Slimmers struggling to control their junk food cravings may be able to enjoy a few more fatty or sugary treats without guilt, as the calorie counts used as the basis for diets and healthy-eating guidance for the past 18 years could be wrong.
A draft report by the Scientific Advisory Committee on Nutrition (SACN), which advises the government, recommends that adults' recommended daily calorie intake – currently 2,000 for woman and 2,500 for men – could be increased by up to 16%.
This means men could safely consume an extra 400 calories a day, equivalent to an average-sized cheeseburger or two bags of ready salted crisps.
The revised guidance [pdf] comes after researchers found a more accurate assessment of how fat can be burned off through exercise. But the committee, which includes some of Britain's top nutritional experts, said people should only eat more if they exercise more, given rising levels of obesity.

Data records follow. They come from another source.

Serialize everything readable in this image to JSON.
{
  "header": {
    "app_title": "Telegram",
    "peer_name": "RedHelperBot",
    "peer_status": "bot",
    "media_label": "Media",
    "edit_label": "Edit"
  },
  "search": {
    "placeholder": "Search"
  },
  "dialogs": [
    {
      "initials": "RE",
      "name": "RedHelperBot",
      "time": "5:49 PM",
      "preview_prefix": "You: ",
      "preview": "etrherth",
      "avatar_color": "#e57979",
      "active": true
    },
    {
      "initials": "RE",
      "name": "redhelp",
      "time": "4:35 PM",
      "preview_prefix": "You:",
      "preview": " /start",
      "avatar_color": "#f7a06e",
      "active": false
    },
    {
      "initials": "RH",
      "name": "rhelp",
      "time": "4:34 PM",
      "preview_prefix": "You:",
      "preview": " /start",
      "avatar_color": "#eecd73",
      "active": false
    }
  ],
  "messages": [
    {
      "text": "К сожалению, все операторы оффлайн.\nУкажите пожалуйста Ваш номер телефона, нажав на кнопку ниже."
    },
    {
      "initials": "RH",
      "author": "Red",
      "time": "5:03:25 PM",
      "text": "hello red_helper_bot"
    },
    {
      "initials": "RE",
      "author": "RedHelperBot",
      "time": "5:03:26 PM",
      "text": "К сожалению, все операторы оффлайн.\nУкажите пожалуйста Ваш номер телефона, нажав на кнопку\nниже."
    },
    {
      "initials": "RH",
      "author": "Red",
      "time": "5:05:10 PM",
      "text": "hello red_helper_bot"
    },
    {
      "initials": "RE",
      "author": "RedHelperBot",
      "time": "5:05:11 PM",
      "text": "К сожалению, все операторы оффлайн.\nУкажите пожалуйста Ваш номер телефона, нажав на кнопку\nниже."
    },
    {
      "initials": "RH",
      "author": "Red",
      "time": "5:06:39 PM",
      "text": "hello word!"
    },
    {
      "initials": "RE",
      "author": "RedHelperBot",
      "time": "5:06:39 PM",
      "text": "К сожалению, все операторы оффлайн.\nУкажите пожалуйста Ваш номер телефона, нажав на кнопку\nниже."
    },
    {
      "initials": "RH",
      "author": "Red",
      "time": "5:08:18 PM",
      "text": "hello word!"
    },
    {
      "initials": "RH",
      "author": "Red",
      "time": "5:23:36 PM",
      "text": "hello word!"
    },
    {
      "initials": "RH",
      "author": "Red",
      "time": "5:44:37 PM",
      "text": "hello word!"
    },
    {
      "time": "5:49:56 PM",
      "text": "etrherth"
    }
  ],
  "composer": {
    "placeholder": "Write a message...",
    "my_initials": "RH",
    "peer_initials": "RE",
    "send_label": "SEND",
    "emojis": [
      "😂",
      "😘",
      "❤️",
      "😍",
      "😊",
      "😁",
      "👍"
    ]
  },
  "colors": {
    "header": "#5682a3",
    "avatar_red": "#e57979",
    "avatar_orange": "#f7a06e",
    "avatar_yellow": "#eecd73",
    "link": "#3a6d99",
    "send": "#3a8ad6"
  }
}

Health campaigners and consumer experts fear the revised figures could send out the wrong message to people who are overweight.
Ministers are already considering the introduction of new food-labelling schemes to highlight the calorie content of foods relative to guideline daily amounts (GDAs).
Existing guidelines on daily calorie intake for good health have formed the basis of food labelling and dietary advice from doctors and nutritionists since 1991. If the committee's proposals are accepted, some foods would be upgraded to a healthier rating.
A third of all British adults, or 13 million people, will be obese by 2012 if current trends continue. The committee's suggestions are subject to a 14-week consultation before final recommendations are made.